=== ACTIVITY ===
Each line below that contains "근무조건" should be counted. Give only the total.

Element data from apps and pages:
□ □ □ □

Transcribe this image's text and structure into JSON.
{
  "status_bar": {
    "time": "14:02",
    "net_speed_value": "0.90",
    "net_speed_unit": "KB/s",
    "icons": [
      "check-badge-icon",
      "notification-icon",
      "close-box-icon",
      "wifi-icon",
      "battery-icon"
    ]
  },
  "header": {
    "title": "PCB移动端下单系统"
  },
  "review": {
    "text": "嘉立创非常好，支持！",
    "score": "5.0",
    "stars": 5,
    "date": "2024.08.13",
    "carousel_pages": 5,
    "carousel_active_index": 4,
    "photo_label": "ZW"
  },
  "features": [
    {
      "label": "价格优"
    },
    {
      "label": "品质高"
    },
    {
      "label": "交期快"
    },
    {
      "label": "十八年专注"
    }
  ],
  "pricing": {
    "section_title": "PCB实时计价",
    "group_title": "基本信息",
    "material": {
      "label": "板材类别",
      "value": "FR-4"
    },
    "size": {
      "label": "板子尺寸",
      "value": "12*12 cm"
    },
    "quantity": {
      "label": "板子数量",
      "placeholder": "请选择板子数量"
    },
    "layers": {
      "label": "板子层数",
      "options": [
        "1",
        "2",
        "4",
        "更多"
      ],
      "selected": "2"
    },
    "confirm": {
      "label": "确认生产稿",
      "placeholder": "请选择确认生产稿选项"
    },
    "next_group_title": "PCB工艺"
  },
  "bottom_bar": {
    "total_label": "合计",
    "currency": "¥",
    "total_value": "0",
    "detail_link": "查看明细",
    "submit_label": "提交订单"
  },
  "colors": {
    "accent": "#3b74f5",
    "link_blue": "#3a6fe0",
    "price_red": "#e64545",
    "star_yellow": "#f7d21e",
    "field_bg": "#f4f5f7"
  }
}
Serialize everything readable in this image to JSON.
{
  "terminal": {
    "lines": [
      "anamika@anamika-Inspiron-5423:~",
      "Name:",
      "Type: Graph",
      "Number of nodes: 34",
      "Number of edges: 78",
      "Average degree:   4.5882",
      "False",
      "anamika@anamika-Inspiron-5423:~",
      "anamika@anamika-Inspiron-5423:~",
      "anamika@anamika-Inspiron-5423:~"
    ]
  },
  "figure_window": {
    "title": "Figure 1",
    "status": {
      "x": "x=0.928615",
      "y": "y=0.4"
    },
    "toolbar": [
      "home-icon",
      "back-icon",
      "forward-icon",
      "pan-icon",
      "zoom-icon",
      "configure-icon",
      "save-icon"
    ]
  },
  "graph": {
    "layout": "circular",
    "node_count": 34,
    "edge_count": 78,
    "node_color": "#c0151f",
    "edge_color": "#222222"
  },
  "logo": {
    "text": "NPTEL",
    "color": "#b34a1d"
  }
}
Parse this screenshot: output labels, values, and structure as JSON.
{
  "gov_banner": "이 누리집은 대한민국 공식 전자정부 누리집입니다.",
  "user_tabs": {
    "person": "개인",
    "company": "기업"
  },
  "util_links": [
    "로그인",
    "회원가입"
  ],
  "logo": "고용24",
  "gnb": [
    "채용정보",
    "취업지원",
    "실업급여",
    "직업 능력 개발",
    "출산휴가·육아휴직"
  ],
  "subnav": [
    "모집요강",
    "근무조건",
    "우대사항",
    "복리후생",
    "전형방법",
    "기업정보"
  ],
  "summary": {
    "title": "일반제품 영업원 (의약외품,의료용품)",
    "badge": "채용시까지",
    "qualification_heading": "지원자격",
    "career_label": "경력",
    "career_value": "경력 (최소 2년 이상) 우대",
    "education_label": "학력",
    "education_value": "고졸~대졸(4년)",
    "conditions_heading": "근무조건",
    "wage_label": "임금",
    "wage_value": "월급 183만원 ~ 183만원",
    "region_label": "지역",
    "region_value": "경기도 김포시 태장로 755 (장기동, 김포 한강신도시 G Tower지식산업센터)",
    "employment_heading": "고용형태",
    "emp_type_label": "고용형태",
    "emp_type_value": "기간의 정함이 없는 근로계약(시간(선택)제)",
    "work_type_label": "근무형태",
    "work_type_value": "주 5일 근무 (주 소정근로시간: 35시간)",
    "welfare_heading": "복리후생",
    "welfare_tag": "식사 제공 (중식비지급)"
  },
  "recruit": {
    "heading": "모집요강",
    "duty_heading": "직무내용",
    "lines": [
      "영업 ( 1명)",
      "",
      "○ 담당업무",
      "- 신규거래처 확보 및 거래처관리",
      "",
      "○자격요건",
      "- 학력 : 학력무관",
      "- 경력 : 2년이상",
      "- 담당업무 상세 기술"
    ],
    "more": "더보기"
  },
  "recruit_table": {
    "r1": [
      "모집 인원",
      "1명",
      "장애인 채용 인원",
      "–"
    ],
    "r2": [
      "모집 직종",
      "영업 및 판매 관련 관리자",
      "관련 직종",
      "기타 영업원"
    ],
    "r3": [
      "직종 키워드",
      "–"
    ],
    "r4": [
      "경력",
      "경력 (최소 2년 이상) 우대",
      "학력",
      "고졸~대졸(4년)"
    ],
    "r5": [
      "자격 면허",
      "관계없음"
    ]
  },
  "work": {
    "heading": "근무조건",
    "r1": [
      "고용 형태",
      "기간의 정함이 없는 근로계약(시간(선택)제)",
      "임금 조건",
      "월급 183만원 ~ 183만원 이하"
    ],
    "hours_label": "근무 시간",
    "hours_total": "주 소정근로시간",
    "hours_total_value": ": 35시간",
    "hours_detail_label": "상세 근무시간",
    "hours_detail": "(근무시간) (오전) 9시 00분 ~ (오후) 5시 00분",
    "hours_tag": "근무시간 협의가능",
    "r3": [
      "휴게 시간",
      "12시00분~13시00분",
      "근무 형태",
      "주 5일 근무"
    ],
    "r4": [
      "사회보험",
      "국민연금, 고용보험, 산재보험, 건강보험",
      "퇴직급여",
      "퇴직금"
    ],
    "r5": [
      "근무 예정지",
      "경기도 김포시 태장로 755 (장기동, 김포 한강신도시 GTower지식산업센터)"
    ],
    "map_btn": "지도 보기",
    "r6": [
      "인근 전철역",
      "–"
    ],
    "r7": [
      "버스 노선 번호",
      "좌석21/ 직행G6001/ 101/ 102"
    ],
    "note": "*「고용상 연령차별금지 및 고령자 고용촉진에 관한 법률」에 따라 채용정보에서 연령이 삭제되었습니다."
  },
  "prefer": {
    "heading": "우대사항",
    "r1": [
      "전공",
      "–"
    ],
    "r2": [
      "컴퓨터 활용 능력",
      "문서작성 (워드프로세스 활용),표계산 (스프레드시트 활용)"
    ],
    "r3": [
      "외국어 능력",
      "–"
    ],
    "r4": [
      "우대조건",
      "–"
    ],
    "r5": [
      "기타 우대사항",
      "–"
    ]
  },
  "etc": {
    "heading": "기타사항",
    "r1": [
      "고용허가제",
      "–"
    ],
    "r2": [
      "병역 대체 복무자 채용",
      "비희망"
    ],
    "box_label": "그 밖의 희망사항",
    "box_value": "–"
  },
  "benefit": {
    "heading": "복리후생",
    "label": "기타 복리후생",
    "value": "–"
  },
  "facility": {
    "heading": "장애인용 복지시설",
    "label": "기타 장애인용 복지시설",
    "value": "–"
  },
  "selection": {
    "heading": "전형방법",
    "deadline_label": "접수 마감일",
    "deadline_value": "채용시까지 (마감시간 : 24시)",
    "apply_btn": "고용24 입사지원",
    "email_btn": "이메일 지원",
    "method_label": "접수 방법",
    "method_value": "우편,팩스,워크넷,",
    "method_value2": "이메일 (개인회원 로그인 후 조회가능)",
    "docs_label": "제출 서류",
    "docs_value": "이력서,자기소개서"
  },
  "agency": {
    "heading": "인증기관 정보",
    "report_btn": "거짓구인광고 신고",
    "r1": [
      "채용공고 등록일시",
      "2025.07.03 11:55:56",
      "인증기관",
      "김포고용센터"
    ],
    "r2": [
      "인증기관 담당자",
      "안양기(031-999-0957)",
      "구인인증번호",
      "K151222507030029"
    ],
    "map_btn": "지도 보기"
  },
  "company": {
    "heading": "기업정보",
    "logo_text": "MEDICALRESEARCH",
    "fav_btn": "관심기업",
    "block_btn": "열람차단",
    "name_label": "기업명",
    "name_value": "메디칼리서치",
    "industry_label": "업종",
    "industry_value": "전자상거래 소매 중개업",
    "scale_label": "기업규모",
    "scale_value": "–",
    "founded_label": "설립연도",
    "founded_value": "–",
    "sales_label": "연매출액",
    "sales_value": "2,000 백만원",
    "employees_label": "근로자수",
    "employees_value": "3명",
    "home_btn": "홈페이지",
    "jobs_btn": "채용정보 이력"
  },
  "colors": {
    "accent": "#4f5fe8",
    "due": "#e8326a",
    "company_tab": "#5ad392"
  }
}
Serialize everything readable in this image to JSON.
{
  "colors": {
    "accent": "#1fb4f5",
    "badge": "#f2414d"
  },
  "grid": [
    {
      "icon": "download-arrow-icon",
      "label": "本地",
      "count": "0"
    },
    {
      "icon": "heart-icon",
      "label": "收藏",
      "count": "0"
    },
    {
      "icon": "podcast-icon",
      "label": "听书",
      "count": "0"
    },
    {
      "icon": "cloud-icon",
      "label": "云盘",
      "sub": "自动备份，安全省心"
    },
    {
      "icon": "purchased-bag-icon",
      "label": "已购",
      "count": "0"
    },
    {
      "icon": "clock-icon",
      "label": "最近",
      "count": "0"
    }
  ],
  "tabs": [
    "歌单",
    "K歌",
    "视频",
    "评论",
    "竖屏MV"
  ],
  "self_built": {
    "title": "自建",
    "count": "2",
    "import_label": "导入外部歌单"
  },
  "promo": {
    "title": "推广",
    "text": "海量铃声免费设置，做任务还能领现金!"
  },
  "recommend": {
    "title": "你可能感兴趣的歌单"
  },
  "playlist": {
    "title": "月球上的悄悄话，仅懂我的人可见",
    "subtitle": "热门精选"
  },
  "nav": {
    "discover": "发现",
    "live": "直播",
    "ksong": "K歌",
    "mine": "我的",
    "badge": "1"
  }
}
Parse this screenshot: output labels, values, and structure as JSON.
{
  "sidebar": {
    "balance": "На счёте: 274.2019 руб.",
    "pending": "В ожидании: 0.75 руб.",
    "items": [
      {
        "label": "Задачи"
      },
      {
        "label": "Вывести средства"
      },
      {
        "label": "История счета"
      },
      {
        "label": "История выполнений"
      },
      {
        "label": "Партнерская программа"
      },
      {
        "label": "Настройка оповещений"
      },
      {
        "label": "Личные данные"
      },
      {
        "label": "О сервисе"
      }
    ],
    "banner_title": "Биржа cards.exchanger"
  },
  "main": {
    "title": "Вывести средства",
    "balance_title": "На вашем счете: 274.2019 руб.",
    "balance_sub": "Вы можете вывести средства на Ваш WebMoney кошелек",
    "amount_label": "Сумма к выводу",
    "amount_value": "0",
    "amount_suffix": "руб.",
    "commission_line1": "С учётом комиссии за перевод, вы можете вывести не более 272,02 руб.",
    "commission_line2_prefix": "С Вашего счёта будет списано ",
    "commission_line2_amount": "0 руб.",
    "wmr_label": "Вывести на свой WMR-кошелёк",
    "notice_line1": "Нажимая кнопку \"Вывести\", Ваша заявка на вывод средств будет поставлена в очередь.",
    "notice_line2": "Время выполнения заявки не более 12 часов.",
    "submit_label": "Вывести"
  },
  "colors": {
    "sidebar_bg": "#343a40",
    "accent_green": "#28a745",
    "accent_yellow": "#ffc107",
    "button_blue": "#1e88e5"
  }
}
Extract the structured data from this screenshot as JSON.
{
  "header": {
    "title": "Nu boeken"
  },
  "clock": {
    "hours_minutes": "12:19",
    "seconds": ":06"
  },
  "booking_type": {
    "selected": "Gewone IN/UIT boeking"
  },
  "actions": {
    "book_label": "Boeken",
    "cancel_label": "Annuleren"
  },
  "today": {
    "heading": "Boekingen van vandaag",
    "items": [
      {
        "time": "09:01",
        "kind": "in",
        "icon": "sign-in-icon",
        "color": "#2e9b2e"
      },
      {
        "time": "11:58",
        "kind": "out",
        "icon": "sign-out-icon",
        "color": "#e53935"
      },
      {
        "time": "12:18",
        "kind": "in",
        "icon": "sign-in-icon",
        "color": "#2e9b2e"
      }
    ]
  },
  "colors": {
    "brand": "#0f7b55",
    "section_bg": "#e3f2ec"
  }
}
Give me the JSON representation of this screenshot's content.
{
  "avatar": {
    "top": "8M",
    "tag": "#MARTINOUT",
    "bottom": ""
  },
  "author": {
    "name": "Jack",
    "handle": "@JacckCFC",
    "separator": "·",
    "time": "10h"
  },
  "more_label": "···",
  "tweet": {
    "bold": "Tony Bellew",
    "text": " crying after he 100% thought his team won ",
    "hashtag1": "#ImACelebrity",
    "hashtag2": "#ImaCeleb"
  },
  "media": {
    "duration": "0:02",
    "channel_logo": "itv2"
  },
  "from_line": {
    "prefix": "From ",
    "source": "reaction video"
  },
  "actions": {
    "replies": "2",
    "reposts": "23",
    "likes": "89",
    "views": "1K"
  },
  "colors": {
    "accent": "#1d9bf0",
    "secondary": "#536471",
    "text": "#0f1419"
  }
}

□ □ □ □

=== ANSWER AREA ===
3